By Bradley Bambarger <2019>
Miles Davis was a big fan of Shirley Horn. Beguiled by the less-is-more sense of space and patience on her 1960 debut album, Embers and Ashes, the trumpet superstar insisted that the singer-pianist open for him at New York City’s Village Vanguard, telling the management: “If she don’t play, I ain’t gonna play.” Three decades later, Davis paid her the high compliment of making a rare latter-day appearance as a sideman for her, lacing his horn around Horn on the title track of her 1991 LP You Won’t Forget Me. Repaying his devotion, she recorded a memorial album to Davis after he passed, I Remember Miles, which won her a Grammy Award in 1999.
Devotion was an important trait for Horn. She employed the same drummer, Steve Williams, for 23 years and the same bassist, Charles Ables, for 33. Horn also remained dedicated to her roots in Washington, D.C. Born there in 1934, she passed up a Juilliard School scholarship in favor of Howard University close to home, making her mother happy; instead of heading to the jazz capital of New York City later in pursuit of the big time, she stayed around D.C. to keep close to her siblings and raise her daughter.
Horn’s sense of devotion extended to her way with songs, as she explored phrases for all their resonance, digging especially deep into ballads. In a New York Times obituary after Horn’s death in 2005, critic Ben Ratliff extolled her way of “drawing audiences close with a powerfully confidential, vibrato-less delivery,” adding: “Horn was a unique singer, with one of the slowest deliveries in jazz and a very unusual way of phrasing, putting stress on certain words and letting others slip away. She cherished her repertory, making audiences feel that she was cutting through to the stark truths of songs like ‘Here’s to Life’ and ‘You Won’t Forget Me’.” As a pianist, Horn studied classical music at first, but once she discovered jazz, “Oscar Peterson became my Rachmaninoff,” she said, “and Ahmad Jamal became my Debussy.”
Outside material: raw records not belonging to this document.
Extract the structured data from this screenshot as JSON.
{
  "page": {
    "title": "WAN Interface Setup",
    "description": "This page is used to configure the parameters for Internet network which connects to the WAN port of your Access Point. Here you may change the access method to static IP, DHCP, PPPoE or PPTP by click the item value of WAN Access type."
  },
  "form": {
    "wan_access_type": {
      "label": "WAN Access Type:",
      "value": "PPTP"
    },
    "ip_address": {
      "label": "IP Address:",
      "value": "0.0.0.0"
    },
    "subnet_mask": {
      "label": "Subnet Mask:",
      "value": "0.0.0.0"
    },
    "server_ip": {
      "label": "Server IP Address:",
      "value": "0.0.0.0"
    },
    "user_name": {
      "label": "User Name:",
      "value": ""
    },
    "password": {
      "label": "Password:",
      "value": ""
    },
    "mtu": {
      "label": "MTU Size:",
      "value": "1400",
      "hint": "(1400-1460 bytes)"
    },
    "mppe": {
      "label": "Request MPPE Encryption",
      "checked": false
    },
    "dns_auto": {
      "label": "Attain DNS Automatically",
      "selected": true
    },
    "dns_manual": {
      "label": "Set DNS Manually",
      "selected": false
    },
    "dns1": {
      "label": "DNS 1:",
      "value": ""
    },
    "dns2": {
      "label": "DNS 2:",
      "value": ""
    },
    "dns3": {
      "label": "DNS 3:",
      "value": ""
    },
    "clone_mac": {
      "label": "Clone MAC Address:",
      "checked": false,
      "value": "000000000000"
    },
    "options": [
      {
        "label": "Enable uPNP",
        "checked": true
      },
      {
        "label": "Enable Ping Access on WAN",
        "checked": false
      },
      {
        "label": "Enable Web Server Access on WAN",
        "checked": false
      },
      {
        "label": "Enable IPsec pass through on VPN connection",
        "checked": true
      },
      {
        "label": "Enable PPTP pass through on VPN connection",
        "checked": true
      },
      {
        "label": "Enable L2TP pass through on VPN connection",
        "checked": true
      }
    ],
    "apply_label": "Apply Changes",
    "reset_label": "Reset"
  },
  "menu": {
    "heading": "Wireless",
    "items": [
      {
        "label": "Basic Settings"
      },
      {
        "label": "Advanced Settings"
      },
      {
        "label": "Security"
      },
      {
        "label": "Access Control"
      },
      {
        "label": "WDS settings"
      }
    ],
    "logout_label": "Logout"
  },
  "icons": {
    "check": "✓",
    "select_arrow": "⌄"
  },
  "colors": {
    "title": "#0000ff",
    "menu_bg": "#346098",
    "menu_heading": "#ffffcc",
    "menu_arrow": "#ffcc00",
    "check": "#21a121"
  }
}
When producer Quincy Jones brought Horn to Mercury Records in the early 1960s, the label wanted to spotlight her solely as a vocalist. “They wanted to turn me into a stand-up singer! But I couldn’t get away from that piano,” she recalled for JazzTimes. “I couldn’t handle anyone playing for me… I’m my best accompanist. I always know where I’m going.” Critic Marc Myers pointed out “her uncanny ability to accompany herself on piano as if two different people were in the studio… It’s hard to think of another female jazz vocalist who could play piano this well and powerfully.” In that way, Horn was a notable influence on such latter-day stars as singer-pianist Diana Krall.
Singling out the inspiration of Horn’s mid-period recordings, critic John Fordham said in The Guardian: “With ‘A Lazy Afternoon’ in particular, she demonstrated her remarkable handling of the slow burn, but also a spare and subtle swing, improvising imagination and a crucial interdependence of her piano playing and singing.” By the time Horn recorded her string of high-profile albums for Verve in the 1980s, such top talents as Joe Henderson, Wynton Marsalis, Branford Marsalis and Toots Thielemans began playing on her sessions. These were albums in which Horn suspended time, challenging listeners but enthralling those who stayed with her.
“Space is a valuable commodity in music,” Horn told Culturekiosque. “Too many musicians rush through everything with too many notes. I need time to take the picture. A ballad should be a ballad. It’s important to understand what the song is saying, and learn how to tell the story. It takes time. I can’t rush it — I really can’t rush it.”
Seven Slow Burns by Shirley Horn: “I Thought About You,” Embers and Ashes; “Since I Fell for You,” Softly; “A Lazy Afternoon,” A Lazy Afternoon; “Lover Man,” Violets for Your Furs; “You Won’t Forget me,” You Won’t Forget Me; “My Funny Valentine,” I Remember Miles.
(Originally published in the January 2019 issue of In Tune magazine.)